Campaigning for the upcoming parliamentary election has barely started, but political groups have already begun using social media. Of course, there are fake accounts, and evangelists tantamount to fake accounts. But today we’ll talk about the use of Facebook advertising.
Without a doubt, monitoring the entire volume of placed ads is impossible, but a conclusion on approaches can be made from the ads already placed. For instance, all of ELQ bloc’s candidates are now opening individual public profile pages and advertising them through Facebook. Which is rather questionable since the pages are newly created, and it will be difficult to gather a large following by the elections.
On the other hand, if a person wants to promote himself through a personal ad, then using the page becomes helpful since Facebook doesn’t permit using personal accounts, only pages. Using the opportunities afforded by pages is, for example, Vahe Enfiajyan, who is in a more favorable situation than other candidates since he’s using a page with a longer history and larger audience.
Nikol Pashinyan of ELQ likewise has a large audience and uses his page not only for promotion, but also to make practical announcements.
Also advertised through candidates’ public pages are party news.
In general, it can be noted that some political groups are abusing hashtags.
One also comes across inexplicable instances, when pages having no direct link to political groups appear as the disseminating page. This is probably an attempt to create the impression that the people think like them too. Or the party placing the ad simply doesn’t take an interest in the matter.
The ad below also creates the impression that the people, and not the politician, is talking. [Account name is “Yerevan is talking”; ad promotes Prosperous Armenia party leader Gagik Tsarukyan.]

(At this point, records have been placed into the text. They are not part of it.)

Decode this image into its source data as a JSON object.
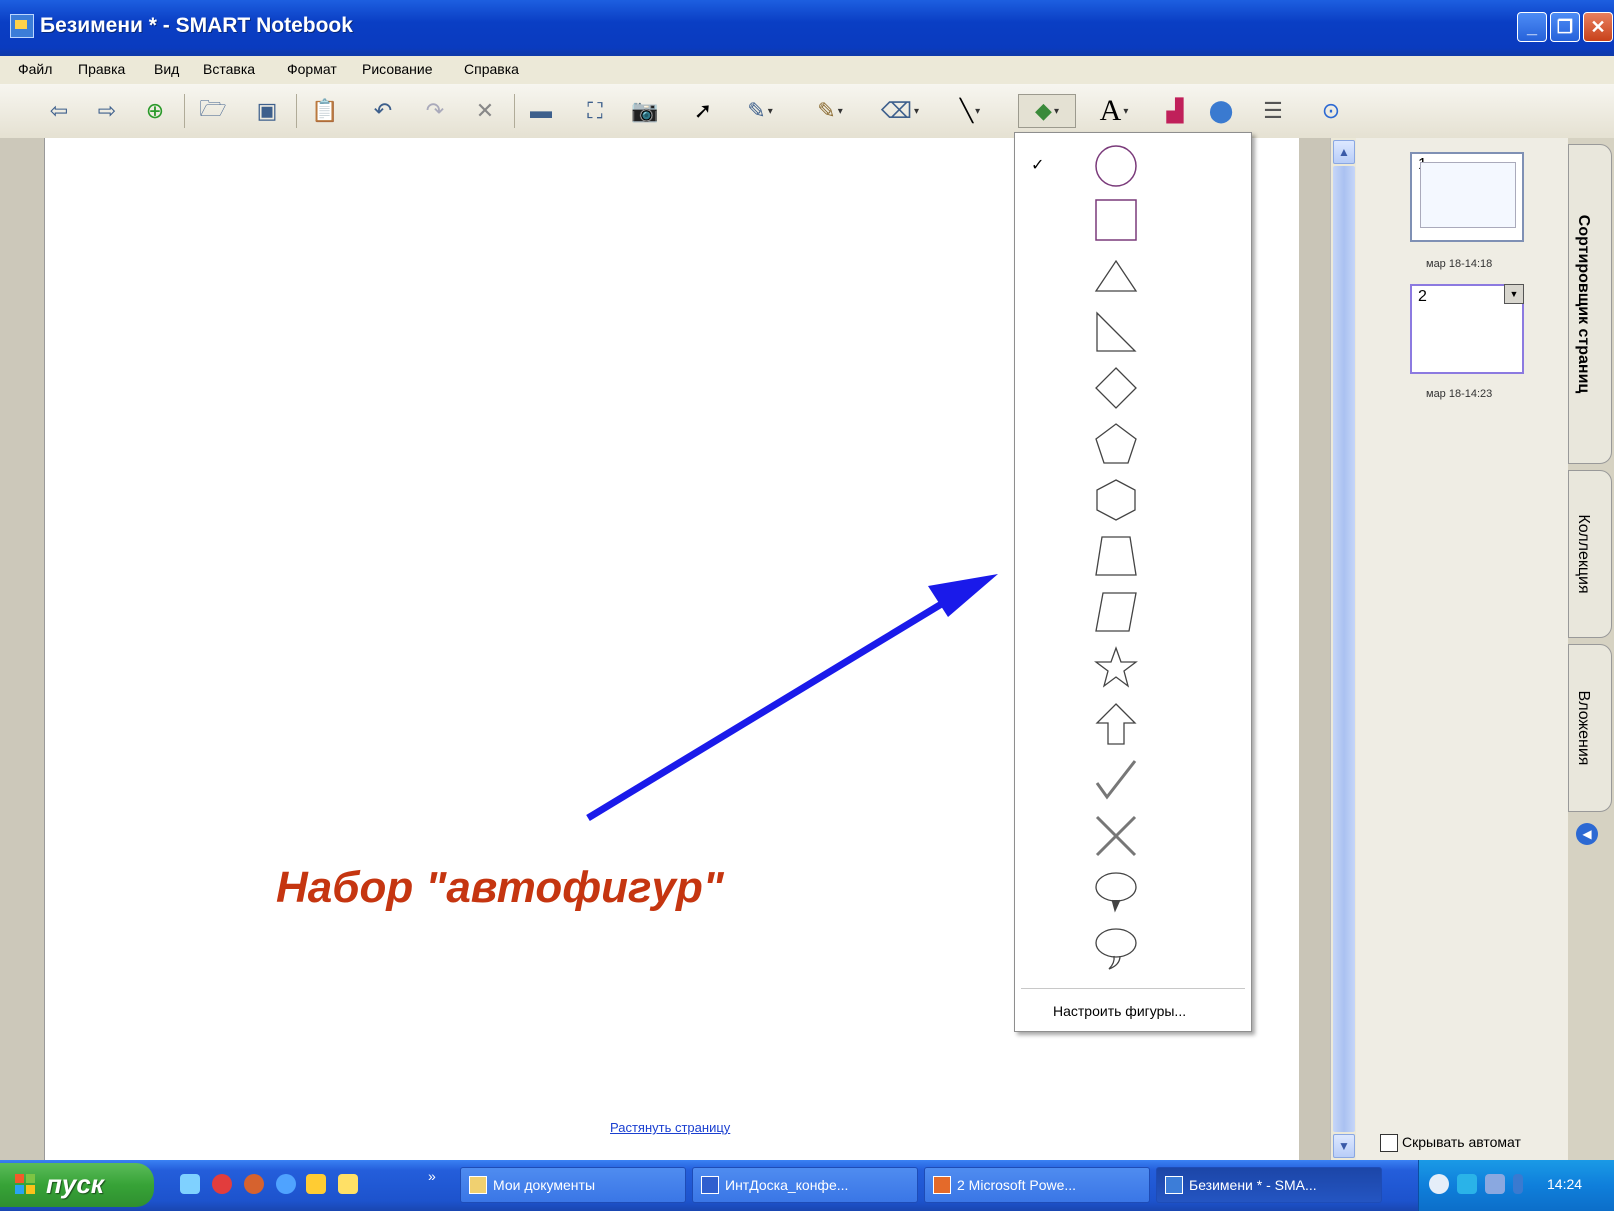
{
  "window": {
    "title": "Безимени * - SMART Notebook"
  },
  "menu": [
    "Файл",
    "Правка",
    "Вид",
    "Вставка",
    "Формат",
    "Рисование",
    "Справка"
  ],
  "toolbar": {
    "buttons": [
      "back-icon",
      "forward-icon",
      "add-page-icon",
      "open-icon",
      "save-icon",
      "paste-icon",
      "undo-icon",
      "redo-icon",
      "delete-icon",
      "screen-shade-icon",
      "full-screen-icon",
      "capture-icon",
      "select-icon",
      "pen-icon",
      "creative-pen-icon",
      "eraser-icon",
      "line-icon",
      "shapes-icon",
      "text-icon",
      "fill-icon",
      "properties-icon",
      "more-icon",
      "help-icon"
    ]
  },
  "shapes_dropdown": {
    "items": [
      "circle",
      "square",
      "triangle",
      "right-triangle",
      "diamond",
      "pentagon",
      "hexagon",
      "trapezoid",
      "parallelogram",
      "star",
      "arrow-up",
      "checkmark",
      "cross",
      "speech-bubble",
      "thought-bubble"
    ],
    "selected": "circle",
    "check_glyph": "✓",
    "customize_label": "Настроить фигуры..."
  },
  "canvas": {
    "stretch_link": "Растянуть страницу",
    "annotation": "Набор \"автофигур\"",
    "annotation_color": "#c53510",
    "arrow_color": "#1a1aea"
  },
  "sidebar": {
    "pages": [
      {
        "number": "1",
        "time": "мар 18-14:18"
      },
      {
        "number": "2",
        "time": "мар 18-14:23"
      }
    ],
    "tabs": [
      "Сортировщик страниц",
      "Коллекция",
      "Вложения"
    ],
    "autohide_label": "Скрывать автомат"
  },
  "taskbar": {
    "start_label": "пуск",
    "tasks": [
      {
        "label": "Мои документы"
      },
      {
        "label": "ИнтДоска_конфе..."
      },
      {
        "label": "2 Microsoft Powe..."
      },
      {
        "label": "Безимени * - SMA..."
      }
    ],
    "expand_glyph": "»",
    "clock": "14:24"
  },
  "colors": {
    "accent": "#245edb",
    "shape_stroke": "#7a3a7a"
  }
}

There are even more heinous incidents, whereby a certain “Le Rudwolf” energy drink recommends a candidate in quite an unprecedented way.
Those placing ads are often not careful; they don’t evaluate how content is presented in Facebook. For example, in the Ohanyan-Raffi-Oskanian (ORO) bloc ad below, the leaders’ faces are cut off.
And in the example below, the Armenian Revolutionary Federation (ARF) candidate’s statement is nearly impossible to read without a magnifying glass.
Apart from obvious political ads, inexplicable sources come out on the scene. For example, some account shared an RFE/RL Armenian service (Azatutyun) video as its ad. Of course there is political campaigning here, whereby an attempt is made to hide the real, original source.
It may be assumed that an anonymous and humorous page called “Amusing Elections” [below] was created simply by some unknown activists. But when one sees the second video paid add, it becomes clear that everything is not so simple.
One also comes across ridiculous instances, when political processes are used to disseminate games. An ad is place on an ad, accompanied by the words “WRITTEN IN ARMENIAN USING THE ROMAN ALPHABET > DON’T DO SUCH THINGS < THIS IS NOT A GAME.”
The views expressed in the column are those of the author's and do not necessarily reflect the views of Media.am.